The government today launches the ambitious yet achievable Early Career Framework. In this article Reuben Moore, who heads up the development of our training programme and is a teacher himself, shares seven lessons he's learned about what makes for great teaching.
The government's new Early Careers Framework embodies much of what follows (albeit with fewer film references!). It’s an important and useful document, both for new teachers who want to get better, and their mentors.
It’s now on us to implement it well. And that means spending time thinking about the principles behind the framework, not just following it line-by-line. If we can do that, it will make us all even better teachers for our pupils.
In the meantime, here are seven things I’ve learned about brilliant teaching:
- ‘I spent hours searching online for how to teach X’. We all know a two-minute search can quickly disappear down a wormhole. A good lesson plan needs to answer just three questions: What do I want pupils to know? What’s the best way for them to learn it? How will I know they’ve understood it? Answer these and it limits your planning time.
- ‘Do the simple things well and kick for the corners’. This was the advice our rugby team got before every match for years. It was memorable, but also shorthand for a vital aspect of both rugby and teaching. Routines are simple – build them and you’ll have more time to listen to pupils, and understand what they’re thinking about.
- ‘It worked for Robin Williams’. Films about inspiring teachers may be great for Friday nights, but they’re not training tools. We can learn from expert teachers and adopt their principles. But we can’t simply be them. Because when the act falls flat, it leaves us with little to call on.
- Rome wasn’t built in a day and neither are great teachers. Sure, colleagues may have said their first ever lesson received a standing ovation and a fist bump from the headteacher, but we all know this didn’t happen. To be good at something you need expert input, a chance to practice, and detailed feedback – so you can repeat the good stuff and lose the bad.
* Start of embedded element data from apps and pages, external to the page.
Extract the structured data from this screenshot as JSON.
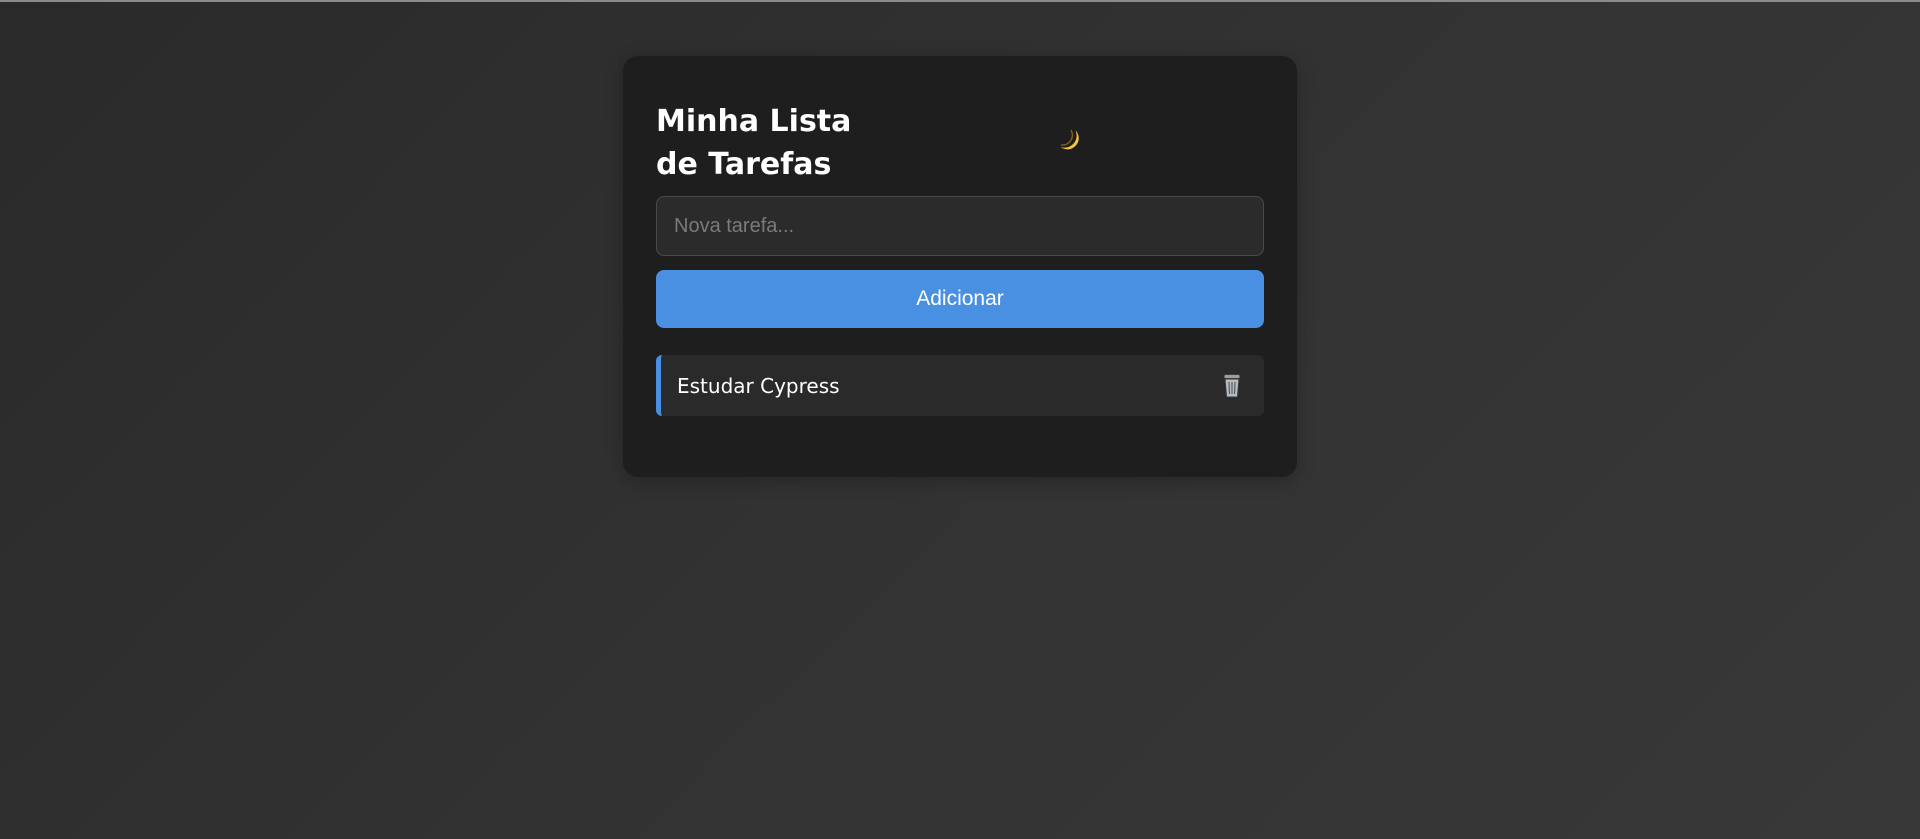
{
  "app": {
    "title": "Minha Lista de Tarefas",
    "title_line1": "Minha Lista",
    "title_line2": "de Tarefas"
  },
  "theme_toggle": {
    "icon": "moon-icon"
  },
  "form": {
    "input_value": "",
    "input_placeholder": "Nova tarefa...",
    "add_label": "Adicionar"
  },
  "tasks": [
    {
      "text": "Estudar Cypress",
      "delete_icon": "trash-icon"
    }
  ],
  "colors": {
    "accent": "#4a90e2",
    "card": "#1e1e1e",
    "background": "#333333",
    "moon": "#f6c443"
  }
}
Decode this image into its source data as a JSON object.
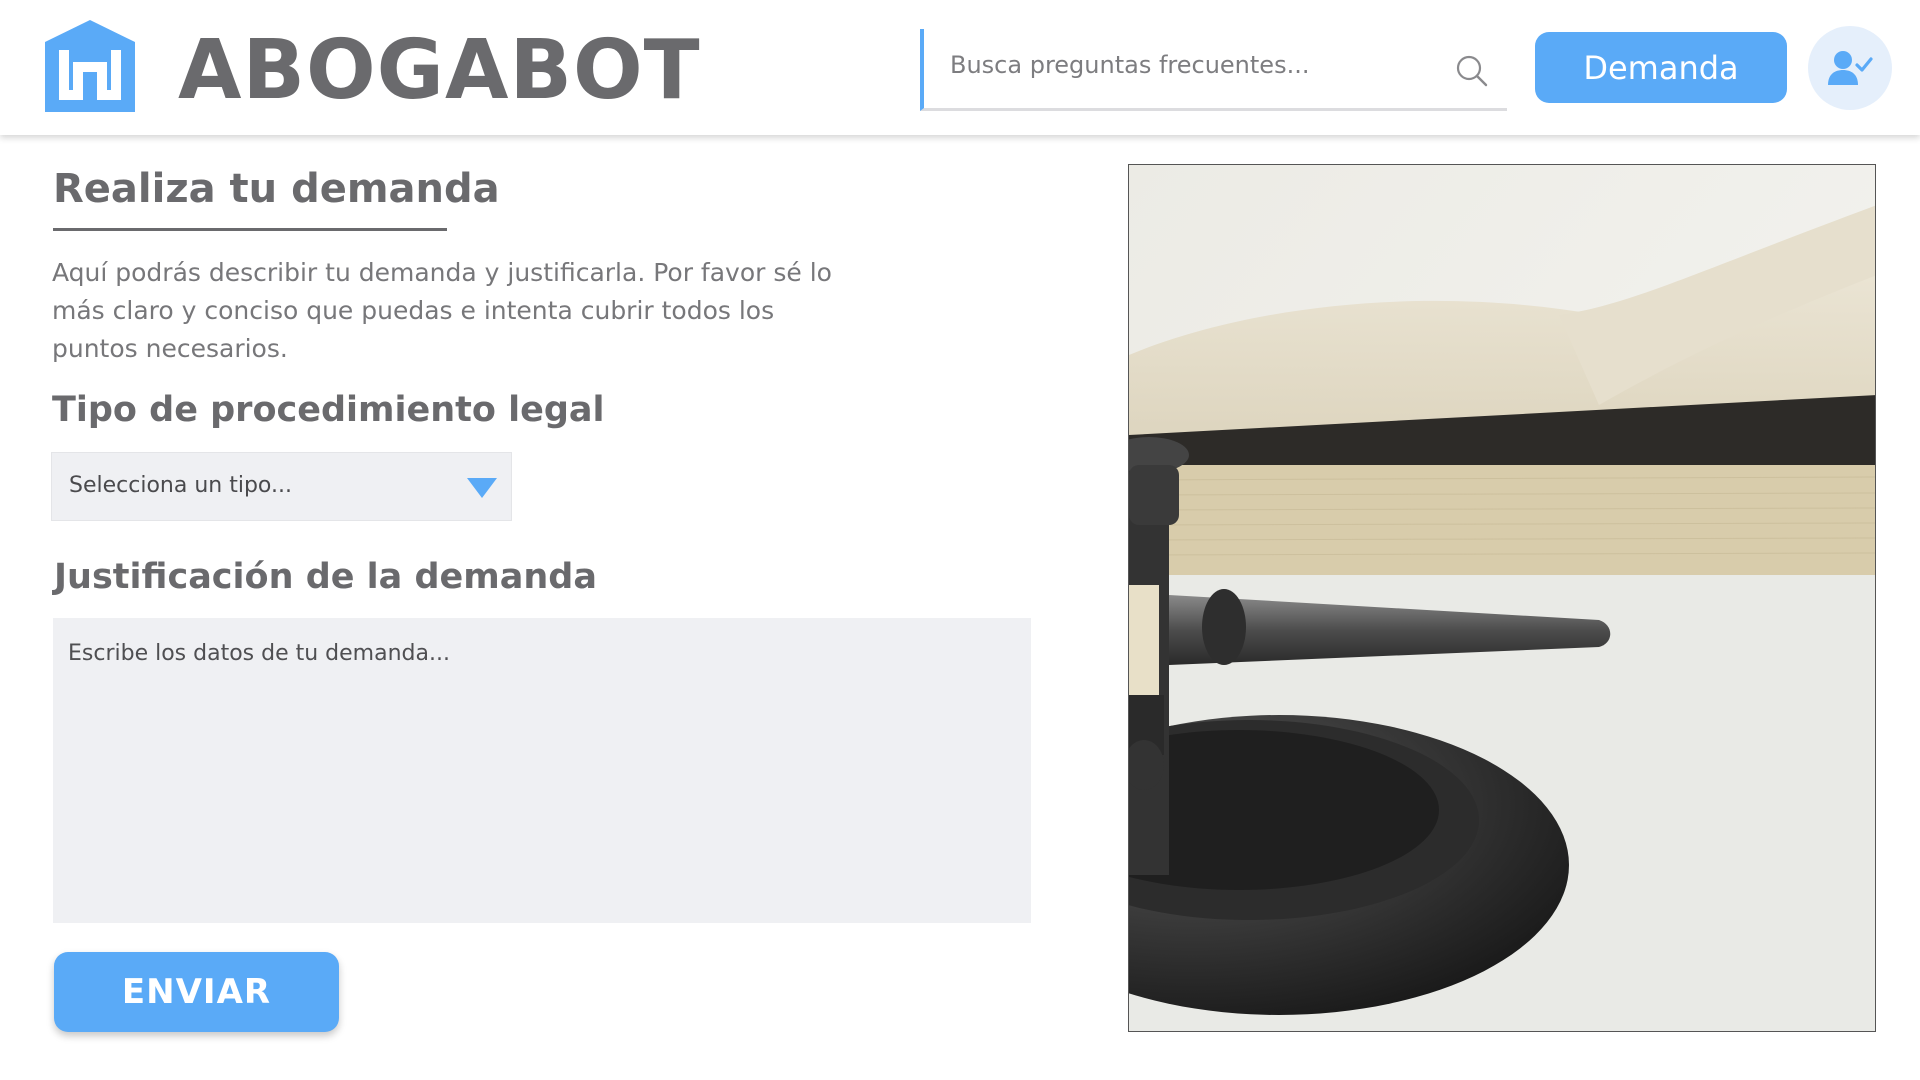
{
  "header": {
    "brand": "ABOGABOT",
    "search_placeholder": "Busca preguntas frecuentes...",
    "demanda_label": "Demanda"
  },
  "form": {
    "title": "Realiza tu demanda",
    "intro": "Aquí podrás describir tu demanda y justificarla. Por favor sé lo más claro y conciso que puedas e intenta cubrir todos los puntos necesarios.",
    "tipo_label": "Tipo de procedimiento legal",
    "tipo_placeholder": "Selecciona un tipo...",
    "justificacion_label": "Justificación de la demanda",
    "justificacion_placeholder": "Escribe los datos de tu demanda...",
    "submit_label": "ENVIAR"
  },
  "colors": {
    "accent": "#5aaaf7",
    "text": "#6a6a6d",
    "field_bg": "#eff0f3"
  },
  "icons": {
    "logo": "abogabot-logo-icon",
    "search": "search-icon",
    "user": "user-check-icon",
    "dropdown": "caret-down-icon"
  }
}
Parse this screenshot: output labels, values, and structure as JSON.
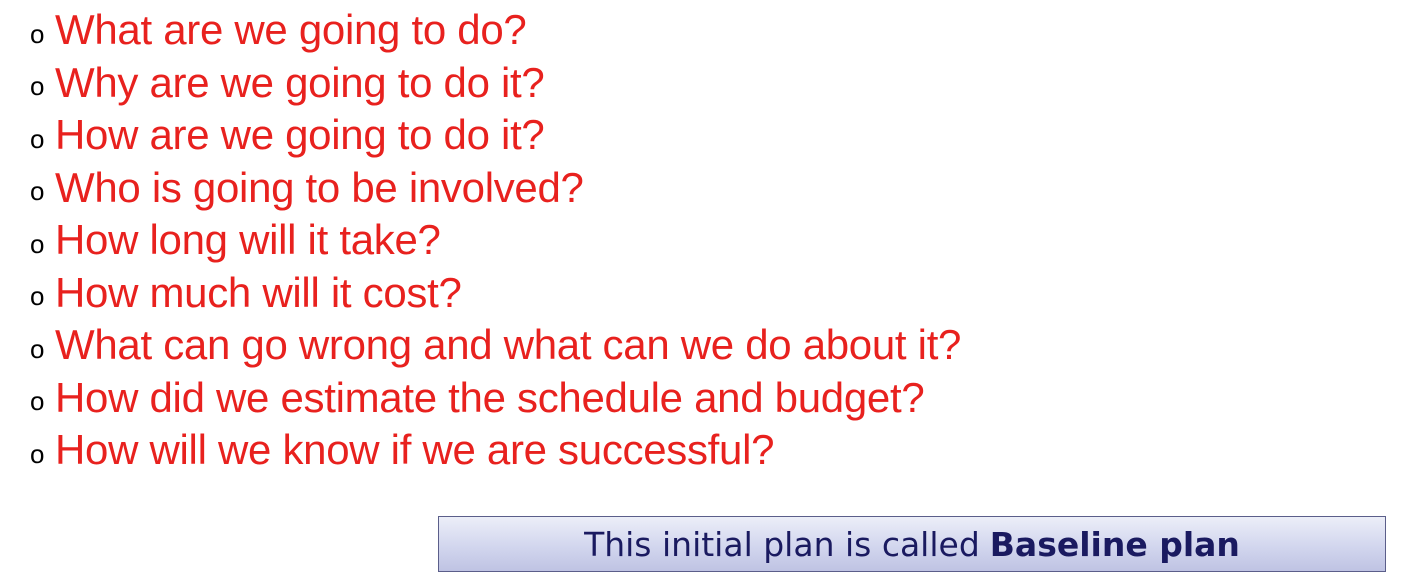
{
  "questions": [
    "What are we going to do?",
    "Why are we going to do it?",
    "How are we going to do it?",
    "Who is going to be involved?",
    "How long will it take?",
    "How much will it cost?",
    "What can go wrong and what can we do about it?",
    "How did we estimate the schedule and budget?",
    "How will we know if we are successful?"
  ],
  "bullet_glyph": "o",
  "baseline": {
    "prefix": "This initial plan is called",
    "bold": "Baseline plan"
  },
  "colors": {
    "question_text": "#e8211e",
    "box_border": "#5b5e8a",
    "box_text": "#1a1a60"
  }
}
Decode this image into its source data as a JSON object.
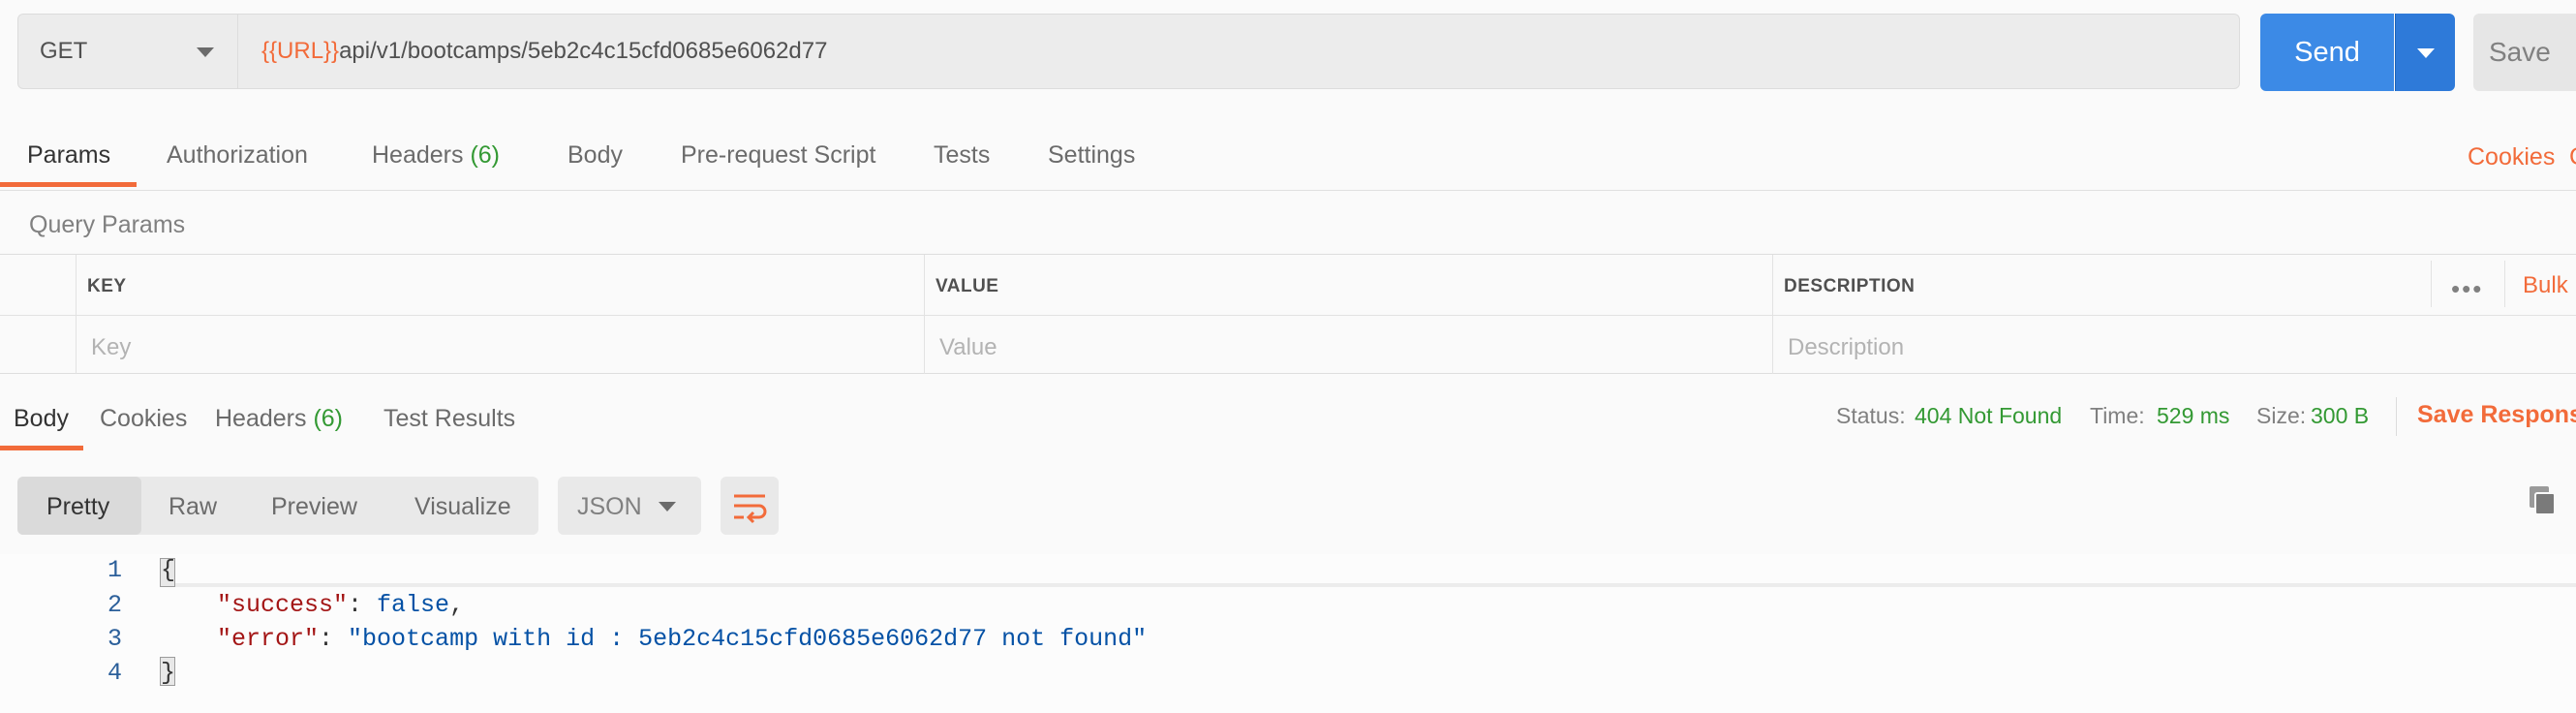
{
  "request": {
    "method": "GET",
    "url_variable": "{{URL}}",
    "url_path": "api/v1/bootcamps/5eb2c4c15cfd0685e6062d77",
    "send_label": "Send",
    "save_label": "Save"
  },
  "request_tabs": {
    "params": "Params",
    "authorization": "Authorization",
    "headers": "Headers",
    "headers_count": "(6)",
    "body": "Body",
    "prerequest": "Pre-request Script",
    "tests": "Tests",
    "settings": "Settings",
    "cookies": "Cookies",
    "cookies_trail": "C"
  },
  "query_params": {
    "title": "Query Params",
    "columns": [
      "KEY",
      "VALUE",
      "DESCRIPTION"
    ],
    "placeholders": [
      "Key",
      "Value",
      "Description"
    ],
    "more": "•••",
    "bulk": "Bulk"
  },
  "response_tabs": {
    "body": "Body",
    "cookies": "Cookies",
    "headers": "Headers",
    "headers_count": "(6)",
    "test_results": "Test Results"
  },
  "response_meta": {
    "status_label": "Status:",
    "status_value": "404 Not Found",
    "time_label": "Time:",
    "time_value": "529 ms",
    "size_label": "Size:",
    "size_value": "300 B",
    "save_response": "Save Response"
  },
  "view": {
    "pretty": "Pretty",
    "raw": "Raw",
    "preview": "Preview",
    "visualize": "Visualize",
    "format": "JSON"
  },
  "code": {
    "line_numbers": [
      "1",
      "2",
      "3",
      "4"
    ],
    "open_brace": "{",
    "success_key": "\"success\"",
    "success_value": "false",
    "error_key": "\"error\"",
    "error_value": "\"bootcamp with id : 5eb2c4c15cfd0685e6062d77 not found\"",
    "close_brace": "}"
  },
  "colors": {
    "accent": "#f26b3a",
    "send_blue": "#3c8ae6",
    "status_green": "#339933"
  }
}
- ‘Da Vinci was a polymath and so am I’. We might think we can have a crack at teaching any subject. But the first time we try to decipher the cover work lesson left by a colleague, we’ll think otherwise. We want our children to be curious, interested and challenged (even a bit overwhelmed sometimes) by the awesomeness of a subject. So as teachers we need to be the same way. We need to keep learning our subjects, so we can keep stretching our pupils.
- ‘They’re always fine with me’. I used to hear this a lot. The lively year nine class I taught seemed to morph into different people for another teacher. Behaviour matters in the classroom – the pupil’s and yours. Fortunately, we now know quite a bit about how to support both.
- ‘I need to fill in this spreadsheet before I can change the world’. Here’s one you hardly ever hear in the movies. If data lets you understand your class better and evolve your teaching, then the time you spend inputting it might be worthwhile. But if it can’t give you precise, valid or reliable feedback on what your pupils understand, then think carefully about how much time (if any) you give it.
This list is just a start. There must be hundreds more learnings out there.
What are yours?